PROBLEM DESCRIPTION: Your reply should be an exact copy of the lines from the one that holds "Convert this screenshot" to the end of the data below.

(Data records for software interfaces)
=== Begin Enclosure ===
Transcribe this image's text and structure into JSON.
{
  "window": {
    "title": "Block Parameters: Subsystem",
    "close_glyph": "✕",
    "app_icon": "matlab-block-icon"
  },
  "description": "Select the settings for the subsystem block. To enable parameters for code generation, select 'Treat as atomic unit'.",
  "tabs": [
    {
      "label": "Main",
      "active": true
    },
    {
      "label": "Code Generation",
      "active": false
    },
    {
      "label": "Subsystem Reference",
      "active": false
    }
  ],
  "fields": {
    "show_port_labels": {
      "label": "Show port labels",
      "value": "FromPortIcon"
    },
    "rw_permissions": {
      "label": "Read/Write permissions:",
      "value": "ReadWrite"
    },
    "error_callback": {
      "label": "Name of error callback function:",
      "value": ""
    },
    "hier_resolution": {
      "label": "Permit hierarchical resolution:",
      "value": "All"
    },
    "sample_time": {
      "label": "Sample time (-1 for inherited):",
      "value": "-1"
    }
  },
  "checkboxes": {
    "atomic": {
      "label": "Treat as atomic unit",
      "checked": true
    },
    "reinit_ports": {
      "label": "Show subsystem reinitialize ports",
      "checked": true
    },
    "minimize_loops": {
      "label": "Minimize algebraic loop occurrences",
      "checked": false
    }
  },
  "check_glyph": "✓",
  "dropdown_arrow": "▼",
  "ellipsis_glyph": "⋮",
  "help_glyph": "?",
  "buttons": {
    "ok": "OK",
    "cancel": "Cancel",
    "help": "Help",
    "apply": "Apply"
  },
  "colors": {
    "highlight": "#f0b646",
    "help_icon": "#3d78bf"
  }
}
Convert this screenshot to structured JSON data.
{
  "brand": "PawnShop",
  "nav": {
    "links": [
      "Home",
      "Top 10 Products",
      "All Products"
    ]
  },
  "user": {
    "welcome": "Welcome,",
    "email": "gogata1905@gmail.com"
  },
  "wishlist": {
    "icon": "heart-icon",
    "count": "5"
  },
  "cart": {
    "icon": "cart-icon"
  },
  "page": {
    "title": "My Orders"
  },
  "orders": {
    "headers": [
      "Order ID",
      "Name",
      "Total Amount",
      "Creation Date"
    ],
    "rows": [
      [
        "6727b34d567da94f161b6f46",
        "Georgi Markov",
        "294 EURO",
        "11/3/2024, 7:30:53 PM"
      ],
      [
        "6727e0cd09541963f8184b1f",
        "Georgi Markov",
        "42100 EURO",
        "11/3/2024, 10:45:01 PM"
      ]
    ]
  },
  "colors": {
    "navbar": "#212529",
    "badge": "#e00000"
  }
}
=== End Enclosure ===
WRITTEN SOLUTION:
Convert this screenshot to structured JSON data.
{
  "brand": "PawnShop",
  "nav": {
    "links": [
      "Home",
      "Top 10 Products",
      "All Products"
    ]
  },
  "user": {
    "welcome": "Welcome,",
    "email": "gogata1905@gmail.com"
  },
  "wishlist": {
    "icon": "heart-icon",
    "count": "5"
  },
  "cart": {
    "icon": "cart-icon"
  },
  "page": {
    "title": "My Orders"
  },
  "orders": {
    "headers": [
      "Order ID",
      "Name",
      "Total Amount",
      "Creation Date"
    ],
    "rows": [
      [
        "6727b34d567da94f161b6f46",
        "Georgi Markov",
        "294 EURO",
        "11/3/2024, 7:30:53 PM"
      ],
      [
        "6727e0cd09541963f8184b1f",
        "Georgi Markov",
        "42100 EURO",
        "11/3/2024, 10:45:01 PM"
      ]
    ]
  },
  "colors": {
    "navbar": "#212529",
    "badge": "#e00000"
  }
}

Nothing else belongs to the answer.